Cara Starke, how do you imagine Glenn’s exhibition relating to the museum’s mission?
Glenn talks about race, identity, the complexities of American history, and what it means to be a black man. He works across different media and is inspired by opposing perspectives. Glenn recombines divergent aspects of his experiences—it’s not singular—and presents a future that I really appreciate. He doesn’t want to be locked into one particular category, like abstraction.
The Museum is a non-collecting venue. We feature work with value whether it is historic or contemporary to help interrogate our present. We look at what conversations have we won and lost over time that will make us thoughtful citizens. I constantly think about, “What does it mean to be a purposeful neighbor in this community? How do we have conversations of the moment?” It means building meaningful relationships and listening to the community.
For “Blue Black,” Glenn set up conversation that were quite powerful and poetic with neighbors from social activists to local school teachers. The Pulitzer staff created a “Blue Black” Library and invited artists and educators to compose a selection of books, films, albums, and other media in response to the exhibition’s themes. More visitors have utilized the library than ever.
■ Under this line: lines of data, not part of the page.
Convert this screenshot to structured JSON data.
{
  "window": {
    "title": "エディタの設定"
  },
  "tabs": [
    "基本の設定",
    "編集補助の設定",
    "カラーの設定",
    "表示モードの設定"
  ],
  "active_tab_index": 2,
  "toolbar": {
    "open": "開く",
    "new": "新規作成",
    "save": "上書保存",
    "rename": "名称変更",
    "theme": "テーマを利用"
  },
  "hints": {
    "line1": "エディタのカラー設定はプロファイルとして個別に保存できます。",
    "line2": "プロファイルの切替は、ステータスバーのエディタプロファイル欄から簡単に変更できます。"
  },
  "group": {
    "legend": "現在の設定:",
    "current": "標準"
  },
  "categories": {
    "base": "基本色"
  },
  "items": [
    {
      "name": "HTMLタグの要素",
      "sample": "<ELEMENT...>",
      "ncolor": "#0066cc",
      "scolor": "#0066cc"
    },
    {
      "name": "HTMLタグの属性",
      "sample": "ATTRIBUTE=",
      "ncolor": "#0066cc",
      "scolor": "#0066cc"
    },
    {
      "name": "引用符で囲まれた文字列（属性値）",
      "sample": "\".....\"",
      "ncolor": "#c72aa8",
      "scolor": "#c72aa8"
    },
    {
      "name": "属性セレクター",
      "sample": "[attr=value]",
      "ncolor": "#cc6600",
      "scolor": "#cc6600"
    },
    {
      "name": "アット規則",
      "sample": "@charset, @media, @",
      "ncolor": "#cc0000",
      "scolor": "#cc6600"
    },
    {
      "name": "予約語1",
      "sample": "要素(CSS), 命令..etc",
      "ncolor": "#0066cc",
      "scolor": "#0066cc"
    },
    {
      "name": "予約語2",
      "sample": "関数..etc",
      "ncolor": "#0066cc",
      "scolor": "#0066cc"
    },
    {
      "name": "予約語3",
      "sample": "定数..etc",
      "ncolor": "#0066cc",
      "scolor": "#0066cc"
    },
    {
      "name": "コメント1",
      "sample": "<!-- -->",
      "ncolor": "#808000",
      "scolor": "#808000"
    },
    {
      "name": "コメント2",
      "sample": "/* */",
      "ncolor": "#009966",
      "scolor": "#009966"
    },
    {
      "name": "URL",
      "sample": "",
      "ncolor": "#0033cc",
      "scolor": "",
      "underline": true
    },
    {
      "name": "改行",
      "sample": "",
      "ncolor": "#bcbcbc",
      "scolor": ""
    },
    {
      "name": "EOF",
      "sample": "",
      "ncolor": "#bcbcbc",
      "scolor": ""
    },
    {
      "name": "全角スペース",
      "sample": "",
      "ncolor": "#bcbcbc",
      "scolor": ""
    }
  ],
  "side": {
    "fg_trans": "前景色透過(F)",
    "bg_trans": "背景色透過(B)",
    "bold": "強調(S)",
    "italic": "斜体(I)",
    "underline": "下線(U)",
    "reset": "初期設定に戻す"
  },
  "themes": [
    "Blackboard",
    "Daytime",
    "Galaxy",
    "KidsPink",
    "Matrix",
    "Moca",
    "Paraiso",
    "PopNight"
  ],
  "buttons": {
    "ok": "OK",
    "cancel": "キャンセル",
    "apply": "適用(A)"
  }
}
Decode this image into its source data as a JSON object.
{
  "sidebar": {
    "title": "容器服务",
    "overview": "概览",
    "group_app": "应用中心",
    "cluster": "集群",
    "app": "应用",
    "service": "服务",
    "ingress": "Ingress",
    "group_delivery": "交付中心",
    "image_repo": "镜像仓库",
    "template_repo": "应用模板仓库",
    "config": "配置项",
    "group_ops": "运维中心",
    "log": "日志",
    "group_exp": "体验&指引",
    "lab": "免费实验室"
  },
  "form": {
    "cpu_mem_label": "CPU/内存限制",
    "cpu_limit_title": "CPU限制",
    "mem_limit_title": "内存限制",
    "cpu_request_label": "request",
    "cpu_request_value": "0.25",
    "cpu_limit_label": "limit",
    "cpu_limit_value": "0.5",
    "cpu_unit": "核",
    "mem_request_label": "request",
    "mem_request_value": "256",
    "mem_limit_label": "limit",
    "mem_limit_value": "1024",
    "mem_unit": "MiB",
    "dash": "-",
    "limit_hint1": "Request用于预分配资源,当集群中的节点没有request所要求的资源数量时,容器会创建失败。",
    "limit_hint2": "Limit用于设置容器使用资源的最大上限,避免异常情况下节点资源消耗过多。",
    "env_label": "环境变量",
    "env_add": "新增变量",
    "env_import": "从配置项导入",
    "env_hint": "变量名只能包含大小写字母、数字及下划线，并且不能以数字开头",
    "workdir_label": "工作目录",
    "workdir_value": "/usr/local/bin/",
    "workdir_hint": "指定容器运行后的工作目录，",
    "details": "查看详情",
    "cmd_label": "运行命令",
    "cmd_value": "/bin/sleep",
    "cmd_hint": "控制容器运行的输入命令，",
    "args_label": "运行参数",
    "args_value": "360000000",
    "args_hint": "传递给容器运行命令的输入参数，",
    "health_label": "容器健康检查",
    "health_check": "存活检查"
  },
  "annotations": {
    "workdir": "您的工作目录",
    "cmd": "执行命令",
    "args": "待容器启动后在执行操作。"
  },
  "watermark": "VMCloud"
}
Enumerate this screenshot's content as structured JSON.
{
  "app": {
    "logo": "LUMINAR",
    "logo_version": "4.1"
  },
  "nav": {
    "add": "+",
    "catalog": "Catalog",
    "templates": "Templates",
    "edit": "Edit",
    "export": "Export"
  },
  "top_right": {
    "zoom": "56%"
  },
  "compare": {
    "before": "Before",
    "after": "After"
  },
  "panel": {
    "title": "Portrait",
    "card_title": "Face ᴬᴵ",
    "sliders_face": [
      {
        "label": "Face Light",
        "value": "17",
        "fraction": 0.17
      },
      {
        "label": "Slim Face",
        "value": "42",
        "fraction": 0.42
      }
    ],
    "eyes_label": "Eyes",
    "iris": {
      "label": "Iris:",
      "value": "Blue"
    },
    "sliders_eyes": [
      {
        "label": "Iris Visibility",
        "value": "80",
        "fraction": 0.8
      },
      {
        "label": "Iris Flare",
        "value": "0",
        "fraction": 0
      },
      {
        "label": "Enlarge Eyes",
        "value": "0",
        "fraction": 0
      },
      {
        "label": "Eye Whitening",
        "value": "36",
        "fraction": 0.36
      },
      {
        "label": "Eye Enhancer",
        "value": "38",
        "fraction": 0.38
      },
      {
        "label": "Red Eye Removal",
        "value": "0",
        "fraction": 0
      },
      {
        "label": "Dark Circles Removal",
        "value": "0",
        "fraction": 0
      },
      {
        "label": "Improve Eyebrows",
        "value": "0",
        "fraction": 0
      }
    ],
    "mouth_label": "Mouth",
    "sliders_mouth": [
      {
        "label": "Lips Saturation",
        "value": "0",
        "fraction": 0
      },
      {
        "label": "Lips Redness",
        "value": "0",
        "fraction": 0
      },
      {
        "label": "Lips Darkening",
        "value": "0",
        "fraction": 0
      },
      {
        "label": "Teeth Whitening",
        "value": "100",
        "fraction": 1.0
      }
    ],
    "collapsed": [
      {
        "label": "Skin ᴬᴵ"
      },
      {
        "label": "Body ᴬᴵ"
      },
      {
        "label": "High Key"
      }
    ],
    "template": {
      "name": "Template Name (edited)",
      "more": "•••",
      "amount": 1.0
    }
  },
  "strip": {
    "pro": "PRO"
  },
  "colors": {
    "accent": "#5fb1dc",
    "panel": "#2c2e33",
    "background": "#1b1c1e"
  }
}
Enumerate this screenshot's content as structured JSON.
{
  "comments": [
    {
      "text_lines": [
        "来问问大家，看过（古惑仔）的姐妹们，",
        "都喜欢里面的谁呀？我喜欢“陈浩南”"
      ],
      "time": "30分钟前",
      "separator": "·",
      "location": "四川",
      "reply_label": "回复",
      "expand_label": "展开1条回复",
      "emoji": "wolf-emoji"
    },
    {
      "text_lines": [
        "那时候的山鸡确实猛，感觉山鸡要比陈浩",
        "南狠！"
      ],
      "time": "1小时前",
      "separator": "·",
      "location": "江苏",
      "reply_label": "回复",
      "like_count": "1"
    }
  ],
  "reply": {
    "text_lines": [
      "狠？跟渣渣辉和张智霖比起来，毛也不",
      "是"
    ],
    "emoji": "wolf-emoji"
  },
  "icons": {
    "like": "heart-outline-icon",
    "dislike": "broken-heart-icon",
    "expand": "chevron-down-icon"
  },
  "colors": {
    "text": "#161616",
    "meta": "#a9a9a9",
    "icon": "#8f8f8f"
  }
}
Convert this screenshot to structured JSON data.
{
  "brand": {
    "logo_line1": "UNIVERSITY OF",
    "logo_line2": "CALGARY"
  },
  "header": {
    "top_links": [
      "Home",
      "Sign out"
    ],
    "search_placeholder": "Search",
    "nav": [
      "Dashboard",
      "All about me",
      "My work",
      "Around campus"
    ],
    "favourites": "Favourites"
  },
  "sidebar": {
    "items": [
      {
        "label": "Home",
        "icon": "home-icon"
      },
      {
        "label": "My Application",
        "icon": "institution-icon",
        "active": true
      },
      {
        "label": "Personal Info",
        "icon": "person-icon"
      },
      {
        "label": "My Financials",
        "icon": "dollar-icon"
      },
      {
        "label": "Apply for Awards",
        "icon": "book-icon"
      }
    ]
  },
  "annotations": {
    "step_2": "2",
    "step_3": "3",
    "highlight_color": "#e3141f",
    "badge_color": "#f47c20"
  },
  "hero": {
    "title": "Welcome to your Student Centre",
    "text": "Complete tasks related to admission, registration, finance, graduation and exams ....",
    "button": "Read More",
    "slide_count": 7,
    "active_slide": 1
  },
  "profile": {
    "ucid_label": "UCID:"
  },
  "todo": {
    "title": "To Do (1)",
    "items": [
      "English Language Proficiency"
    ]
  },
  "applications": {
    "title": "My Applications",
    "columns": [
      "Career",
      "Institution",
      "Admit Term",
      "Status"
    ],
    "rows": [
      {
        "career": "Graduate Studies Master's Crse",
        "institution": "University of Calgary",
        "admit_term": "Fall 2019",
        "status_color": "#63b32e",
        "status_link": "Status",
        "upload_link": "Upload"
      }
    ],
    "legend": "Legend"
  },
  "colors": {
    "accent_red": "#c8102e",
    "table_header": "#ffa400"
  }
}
“Blue Black,” curated by Glenn Ligon, is on view now through October 7, 2017 at Pulitzer Arts Foundation.